## WORK TO BE COMPLETED
Whenever a line carries the word "data", pull it out of the entries.

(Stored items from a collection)
-------

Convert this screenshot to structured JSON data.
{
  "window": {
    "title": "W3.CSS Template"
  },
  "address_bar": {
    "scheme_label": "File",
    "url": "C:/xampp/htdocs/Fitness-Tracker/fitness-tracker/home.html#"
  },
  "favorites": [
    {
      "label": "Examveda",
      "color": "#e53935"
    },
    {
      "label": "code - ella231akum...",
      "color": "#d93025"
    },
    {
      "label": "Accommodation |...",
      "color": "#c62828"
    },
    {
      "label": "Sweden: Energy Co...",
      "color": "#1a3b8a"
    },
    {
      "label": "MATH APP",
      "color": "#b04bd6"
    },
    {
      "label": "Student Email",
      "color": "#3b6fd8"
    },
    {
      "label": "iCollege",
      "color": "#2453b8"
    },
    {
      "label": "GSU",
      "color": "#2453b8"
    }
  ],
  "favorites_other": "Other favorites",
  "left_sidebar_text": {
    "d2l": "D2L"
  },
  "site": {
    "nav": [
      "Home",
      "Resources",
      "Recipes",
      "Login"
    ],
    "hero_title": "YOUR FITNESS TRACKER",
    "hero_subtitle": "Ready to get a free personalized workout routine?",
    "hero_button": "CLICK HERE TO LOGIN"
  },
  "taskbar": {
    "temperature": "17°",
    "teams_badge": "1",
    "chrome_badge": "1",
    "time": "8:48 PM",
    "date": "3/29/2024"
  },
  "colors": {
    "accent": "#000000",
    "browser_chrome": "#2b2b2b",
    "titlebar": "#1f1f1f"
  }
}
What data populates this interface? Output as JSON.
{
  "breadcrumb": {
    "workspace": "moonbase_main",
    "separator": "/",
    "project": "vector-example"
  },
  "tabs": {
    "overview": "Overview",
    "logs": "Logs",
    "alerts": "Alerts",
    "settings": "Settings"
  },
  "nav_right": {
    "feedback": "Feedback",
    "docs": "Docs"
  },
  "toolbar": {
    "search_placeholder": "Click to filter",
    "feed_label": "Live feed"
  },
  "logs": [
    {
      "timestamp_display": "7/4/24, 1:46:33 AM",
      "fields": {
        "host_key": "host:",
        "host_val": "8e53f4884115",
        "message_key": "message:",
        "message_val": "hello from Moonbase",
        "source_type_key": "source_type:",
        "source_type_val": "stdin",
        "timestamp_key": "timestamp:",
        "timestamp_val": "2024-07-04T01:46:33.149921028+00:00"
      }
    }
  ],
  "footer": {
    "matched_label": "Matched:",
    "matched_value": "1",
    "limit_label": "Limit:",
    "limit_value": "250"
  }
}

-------

## EXERCISE RESPONSE
Convert this screenshot to structured JSON data.
What data populates this interface? Output as JSON.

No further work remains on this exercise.